__Action item__
Down to the last line, copy the records below without any change.

[Opening Raw data section]

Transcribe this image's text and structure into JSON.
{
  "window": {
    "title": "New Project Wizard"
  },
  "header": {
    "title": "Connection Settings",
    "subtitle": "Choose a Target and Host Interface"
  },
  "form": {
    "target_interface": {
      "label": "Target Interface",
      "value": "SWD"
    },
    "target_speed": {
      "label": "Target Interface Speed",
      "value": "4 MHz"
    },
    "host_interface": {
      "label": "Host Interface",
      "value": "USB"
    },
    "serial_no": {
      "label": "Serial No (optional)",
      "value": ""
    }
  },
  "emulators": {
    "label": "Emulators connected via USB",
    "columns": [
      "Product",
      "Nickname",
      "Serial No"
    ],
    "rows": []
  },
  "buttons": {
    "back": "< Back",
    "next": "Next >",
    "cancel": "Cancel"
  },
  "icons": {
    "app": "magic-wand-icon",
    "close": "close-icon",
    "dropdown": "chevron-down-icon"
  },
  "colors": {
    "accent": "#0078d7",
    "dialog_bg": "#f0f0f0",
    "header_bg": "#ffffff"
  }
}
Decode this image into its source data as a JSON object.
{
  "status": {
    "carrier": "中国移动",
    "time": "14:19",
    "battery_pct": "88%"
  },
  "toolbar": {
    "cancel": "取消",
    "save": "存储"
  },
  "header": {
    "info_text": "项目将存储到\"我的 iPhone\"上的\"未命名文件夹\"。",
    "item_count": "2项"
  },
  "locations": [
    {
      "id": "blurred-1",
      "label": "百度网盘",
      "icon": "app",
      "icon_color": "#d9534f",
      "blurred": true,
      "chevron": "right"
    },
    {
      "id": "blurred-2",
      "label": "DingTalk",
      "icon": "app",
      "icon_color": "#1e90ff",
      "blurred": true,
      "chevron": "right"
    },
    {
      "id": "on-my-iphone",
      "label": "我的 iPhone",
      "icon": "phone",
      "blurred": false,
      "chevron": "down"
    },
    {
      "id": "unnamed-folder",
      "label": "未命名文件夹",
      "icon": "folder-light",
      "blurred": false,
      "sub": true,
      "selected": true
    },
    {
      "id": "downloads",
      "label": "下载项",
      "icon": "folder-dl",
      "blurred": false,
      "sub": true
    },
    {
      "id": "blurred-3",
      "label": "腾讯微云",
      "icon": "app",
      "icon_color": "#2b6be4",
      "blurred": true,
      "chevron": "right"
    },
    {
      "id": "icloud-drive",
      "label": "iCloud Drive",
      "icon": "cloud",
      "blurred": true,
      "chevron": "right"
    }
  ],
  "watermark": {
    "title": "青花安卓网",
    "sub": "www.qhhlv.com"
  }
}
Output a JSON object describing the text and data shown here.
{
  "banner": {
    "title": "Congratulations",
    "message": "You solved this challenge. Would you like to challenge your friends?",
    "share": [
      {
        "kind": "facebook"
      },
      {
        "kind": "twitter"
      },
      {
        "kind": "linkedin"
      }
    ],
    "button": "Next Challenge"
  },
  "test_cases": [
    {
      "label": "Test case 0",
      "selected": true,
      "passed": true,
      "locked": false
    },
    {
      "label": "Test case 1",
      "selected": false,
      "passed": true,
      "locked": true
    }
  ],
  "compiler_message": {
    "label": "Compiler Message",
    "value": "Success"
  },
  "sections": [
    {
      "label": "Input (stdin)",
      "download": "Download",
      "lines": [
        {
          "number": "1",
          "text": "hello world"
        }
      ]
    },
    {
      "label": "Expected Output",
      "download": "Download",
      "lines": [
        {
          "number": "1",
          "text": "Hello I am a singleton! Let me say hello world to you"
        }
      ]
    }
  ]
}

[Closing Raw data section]

__Exercise answer__
Transcribe this image's text and structure into JSON.
{
  "window": {
    "title": "New Project Wizard"
  },
  "header": {
    "title": "Connection Settings",
    "subtitle": "Choose a Target and Host Interface"
  },
  "form": {
    "target_interface": {
      "label": "Target Interface",
      "value": "SWD"
    },
    "target_speed": {
      "label": "Target Interface Speed",
      "value": "4 MHz"
    },
    "host_interface": {
      "label": "Host Interface",
      "value": "USB"
    },
    "serial_no": {
      "label": "Serial No (optional)",
      "value": ""
    }
  },
  "emulators": {
    "label": "Emulators connected via USB",
    "columns": [
      "Product",
      "Nickname",
      "Serial No"
    ],
    "rows": []
  },
  "buttons": {
    "back": "< Back",
    "next": "Next >",
    "cancel": "Cancel"
  },
  "icons": {
    "app": "magic-wand-icon",
    "close": "close-icon",
    "dropdown": "chevron-down-icon"
  },
  "colors": {
    "accent": "#0078d7",
    "dialog_bg": "#f0f0f0",
    "header_bg": "#ffffff"
  }
}
Decode this image into its source data as a JSON object.
{
  "status": {
    "carrier": "中国移动",
    "time": "14:19",
    "battery_pct": "88%"
  },
  "toolbar": {
    "cancel": "取消",
    "save": "存储"
  },
  "header": {
    "info_text": "项目将存储到\"我的 iPhone\"上的\"未命名文件夹\"。",
    "item_count": "2项"
  },
  "locations": [
    {
      "id": "blurred-1",
      "label": "百度网盘",
      "icon": "app",
      "icon_color": "#d9534f",
      "blurred": true,
      "chevron": "right"
    },
    {
      "id": "blurred-2",
      "label": "DingTalk",
      "icon": "app",
      "icon_color": "#1e90ff",
      "blurred": true,
      "chevron": "right"
    },
    {
      "id": "on-my-iphone",
      "label": "我的 iPhone",
      "icon": "phone",
      "blurred": false,
      "chevron": "down"
    },
    {
      "id": "unnamed-folder",
      "label": "未命名文件夹",
      "icon": "folder-light",
      "blurred": false,
      "sub": true,
      "selected": true
    },
    {
      "id": "downloads",
      "label": "下载项",
      "icon": "folder-dl",
      "blurred": false,
      "sub": true
    },
    {
      "id": "blurred-3",
      "label": "腾讯微云",
      "icon": "app",
      "icon_color": "#2b6be4",
      "blurred": true,
      "chevron": "right"
    },
    {
      "id": "icloud-drive",
      "label": "iCloud Drive",
      "icon": "cloud",
      "blurred": true,
      "chevron": "right"
    }
  ],
  "watermark": {
    "title": "青花安卓网",
    "sub": "www.qhhlv.com"
  }
}
Output a JSON object describing the text and data shown here.
{
  "banner": {
    "title": "Congratulations",
    "message": "You solved this challenge. Would you like to challenge your friends?",
    "share": [
      {
        "kind": "facebook"
      },
      {
        "kind": "twitter"
      },
      {
        "kind": "linkedin"
      }
    ],
    "button": "Next Challenge"
  },
  "test_cases": [
    {
      "label": "Test case 0",
      "selected": true,
      "passed": true,
      "locked": false
    },
    {
      "label": "Test case 1",
      "selected": false,
      "passed": true,
      "locked": true
    }
  ],
  "compiler_message": {
    "label": "Compiler Message",
    "value": "Success"
  },
  "sections": [
    {
      "label": "Input (stdin)",
      "download": "Download",
      "lines": [
        {
          "number": "1",
          "text": "hello world"
        }
      ]
    },
    {
      "label": "Expected Output",
      "download": "Download",
      "lines": [
        {
          "number": "1",
          "text": "Hello I am a singleton! Let me say hello world to you"
        }
      ]
    }
  ]
}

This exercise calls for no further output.